“I wanted to create a different conversation from beauty just being about dictating ‘this is what you need to do to look good,’ ‘here are five things that make you look amazing, make you looks sexy’ – no, what are the actual things that make you look good? How are you actually empowered? I wanted my customers to have that individual decision as opposed to it coming from the industry. Because the industry only shows one generic form of beauty which means that if you don’t conform to that, you’re almost not allowed to feel beautiful. Having a brand that celebrates different types of beauty means that whatever makes you individually feel confident and good, becomes your standard.”
In line with consumer-led focus, Adepoju has perhaps unsurprisingly taken to crowdfunding, not only to raise the funds for the production of the foundation range, but also to crowdsource names for it – supporters who pledge £250 have the opportunity to choose the name of a shade. And, in the spirit of personalisation, every backer will be sent a sample kit to ensure that customers can colour match the products before making a purchase, too – an opportunity greatly appreciated by women of colour, who are so often expected to make do with foundations that aren’t the right colour for them.
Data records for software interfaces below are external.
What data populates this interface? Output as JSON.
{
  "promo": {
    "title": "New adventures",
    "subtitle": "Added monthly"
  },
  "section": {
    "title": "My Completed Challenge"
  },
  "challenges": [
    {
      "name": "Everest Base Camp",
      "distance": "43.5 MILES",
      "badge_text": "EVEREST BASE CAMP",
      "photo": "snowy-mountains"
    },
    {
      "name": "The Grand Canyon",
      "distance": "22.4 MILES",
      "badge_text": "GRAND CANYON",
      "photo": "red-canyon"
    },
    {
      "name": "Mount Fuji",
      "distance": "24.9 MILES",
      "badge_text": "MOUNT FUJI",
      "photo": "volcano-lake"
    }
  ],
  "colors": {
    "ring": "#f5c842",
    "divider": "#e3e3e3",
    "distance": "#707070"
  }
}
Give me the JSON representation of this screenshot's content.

Florence tells me that one her biggest missions is to combat the lack of inclusion on British high streets, the apparently more accessible alternative to high-end, high-price brands. She says she hopes to challenge Rimmel’s eminent London Look, which has remained rigid as the city has continually diversified. But as well as ethnic diversity, a focal point of her products, specifically her foundation, is accessibility. Adepoju says an element of diversity that is often overlooked is “price point” and, in order to ensure it’s as inclusive as possible, her foundations cost 10 pounds and still prioritise quality.
“Every other week a brand is releasing five more dark shades. But it’s still at an unattainable price point. Young black, young Asian girls still aren’t able to access products and are having the same experiences I did as a teenager. Also, when it comes to affordable cosmetics, the formulations still aren’t great. In my formula it’s not just about shade variation, it’s about having good ingredients – there are antioxidants, it’s hydrating. In the best case scenario, it will make your skin feel more hydrated, but it's never going to be something that just fills your pores. In the beauty industry until this point, accessible beauty has just meant low quality.
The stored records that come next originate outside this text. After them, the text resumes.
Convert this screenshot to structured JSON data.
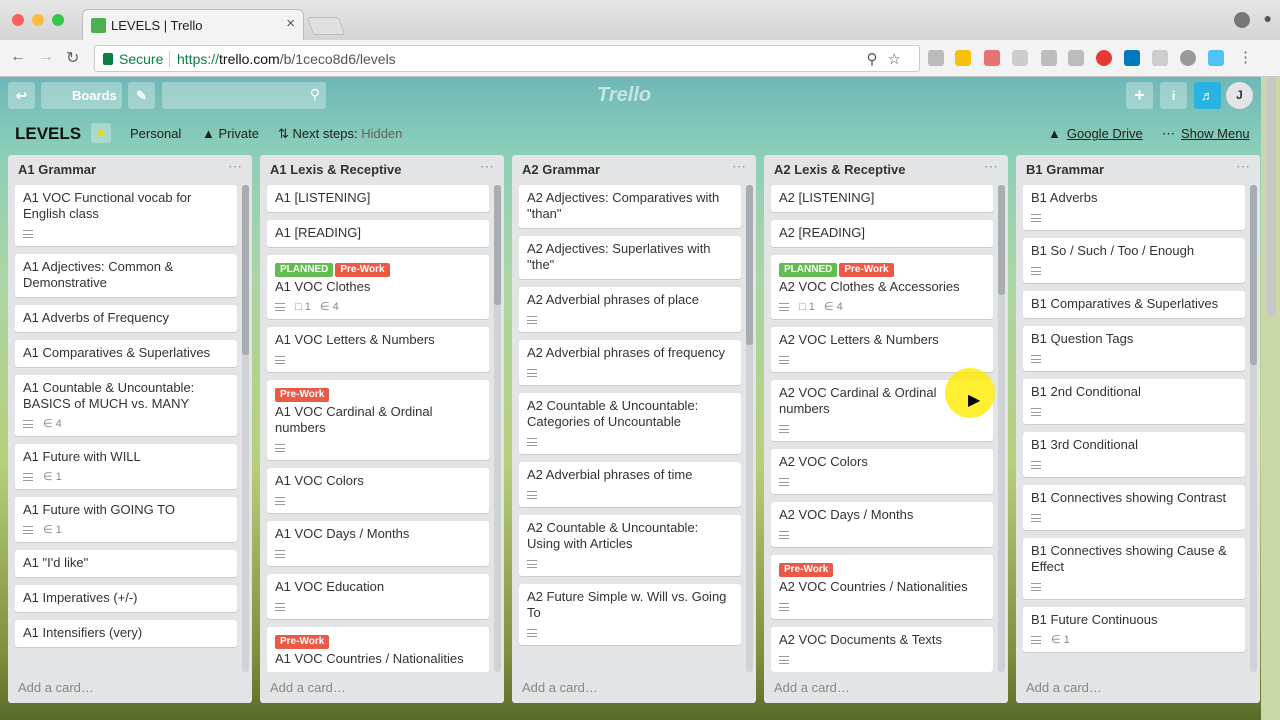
{
  "browser": {
    "tab_title": "LEVELS | Trello",
    "tab_close": "×",
    "secure_label": "Secure",
    "url_scheme": "https://",
    "url_host": "trello.com",
    "url_path": "/b/1ceco8d6/levels"
  },
  "topbar": {
    "boards_label": "Boards",
    "logo": "Trello",
    "avatar_initial": "J"
  },
  "board": {
    "name": "LEVELS",
    "team": "Personal",
    "visibility": "Private",
    "next_steps_label": "Next steps:",
    "next_steps_value": "Hidden",
    "power_up": "Google Drive",
    "show_menu": "Show Menu"
  },
  "colors": {
    "planned": "#61bd4f",
    "prework": "#eb5a46"
  },
  "lists": [
    {
      "title": "A1 Grammar",
      "add": "Add a card…",
      "cards": [
        {
          "text": "A1 VOC Functional vocab for English class",
          "desc": true
        },
        {
          "text": "A1 Adjectives: Common & Demonstrative"
        },
        {
          "text": "A1 Adverbs of Frequency"
        },
        {
          "text": "A1 Comparatives & Superlatives"
        },
        {
          "text": "A1 Countable & Uncountable: BASICS of MUCH vs. MANY",
          "desc": true,
          "attach": "4"
        },
        {
          "text": "A1 Future with WILL",
          "desc": true,
          "attach": "1"
        },
        {
          "text": "A1 Future with GOING TO",
          "desc": true,
          "attach": "1"
        },
        {
          "text": "A1 \"I'd like\""
        },
        {
          "text": "A1 Imperatives (+/-)"
        },
        {
          "text": "A1 Intensifiers (very)"
        }
      ]
    },
    {
      "title": "A1 Lexis & Receptive",
      "add": "Add a card…",
      "cards": [
        {
          "text": "A1 [LISTENING]"
        },
        {
          "text": "A1 [READING]"
        },
        {
          "text": "A1 VOC Clothes",
          "labels": [
            "PLANNED",
            "Pre-Work"
          ],
          "desc": true,
          "comments": "1",
          "attach": "4"
        },
        {
          "text": "A1 VOC Letters & Numbers",
          "desc": true
        },
        {
          "text": "A1 VOC Cardinal & Ordinal numbers",
          "labels": [
            "Pre-Work"
          ],
          "desc": true
        },
        {
          "text": "A1 VOC Colors",
          "desc": true
        },
        {
          "text": "A1 VOC Days / Months",
          "desc": true
        },
        {
          "text": "A1 VOC Education",
          "desc": true
        },
        {
          "text": "A1 VOC Countries / Nationalities",
          "labels": [
            "Pre-Work"
          ]
        }
      ]
    },
    {
      "title": "A2 Grammar",
      "add": "Add a card…",
      "cards": [
        {
          "text": "A2 Adjectives: Comparatives with \"than\""
        },
        {
          "text": "A2 Adjectives: Superlatives with \"the\""
        },
        {
          "text": "A2 Adverbial phrases of place",
          "desc": true
        },
        {
          "text": "A2 Adverbial phrases of frequency",
          "desc": true
        },
        {
          "text": "A2 Countable & Uncountable: Categories of Uncountable",
          "desc": true
        },
        {
          "text": "A2 Adverbial phrases of time",
          "desc": true
        },
        {
          "text": "A2 Countable & Uncountable: Using with Articles",
          "desc": true
        },
        {
          "text": "A2 Future Simple w. Will vs. Going To",
          "desc": true
        }
      ]
    },
    {
      "title": "A2 Lexis & Receptive",
      "add": "Add a card…",
      "cards": [
        {
          "text": "A2 [LISTENING]"
        },
        {
          "text": "A2 [READING]"
        },
        {
          "text": "A2 VOC Clothes & Accessories",
          "labels": [
            "PLANNED",
            "Pre-Work"
          ],
          "desc": true,
          "comments": "1",
          "attach": "4"
        },
        {
          "text": "A2 VOC Letters & Numbers",
          "desc": true
        },
        {
          "text": "A2 VOC Cardinal & Ordinal numbers",
          "desc": true
        },
        {
          "text": "A2 VOC Colors",
          "desc": true
        },
        {
          "text": "A2 VOC Days / Months",
          "desc": true
        },
        {
          "text": "A2 VOC Countries / Nationalities",
          "labels": [
            "Pre-Work"
          ],
          "desc": true
        },
        {
          "text": "A2 VOC Documents & Texts",
          "desc": true
        }
      ]
    },
    {
      "title": "B1 Grammar",
      "add": "Add a card…",
      "cards": [
        {
          "text": "B1 Adverbs",
          "desc": true
        },
        {
          "text": "B1 So / Such / Too / Enough",
          "desc": true
        },
        {
          "text": "B1 Comparatives & Superlatives"
        },
        {
          "text": "B1 Question Tags",
          "desc": true
        },
        {
          "text": "B1 2nd Conditional",
          "desc": true
        },
        {
          "text": "B1 3rd Conditional",
          "desc": true
        },
        {
          "text": "B1 Connectives showing Contrast",
          "desc": true
        },
        {
          "text": "B1 Connectives showing Cause & Effect",
          "desc": true
        },
        {
          "text": "B1 Future Continuous",
          "desc": true,
          "attach": "1"
        }
      ]
    }
  ]
}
Florence makes it clear that she hopes to one day become a global brand. But she is happy for world domination to take a temporary back seat while a lack of beauty diversity still lingers closer to home. Despite masses of support from overseas and a continued demand for her to take her brand to the US, Florence is determined to make her mark here, in Britain, and solve the issues that affect women of colour here, specifically.
“The problems I’ve faced as a consumer have been based on my experiences here,” she tells me. “In America, they have issues, it’s not perfect, but even their affordable brands have options and bigger ranges. I don’t want to take the easy route. I want to create something of standard that uniquely solves the problem customers in the UK face. And by doing that, solve the problem globally.”
You can back Florence's MDM Flow Flawless Base Foundation by clicking here.
FIVE OF our favourite buys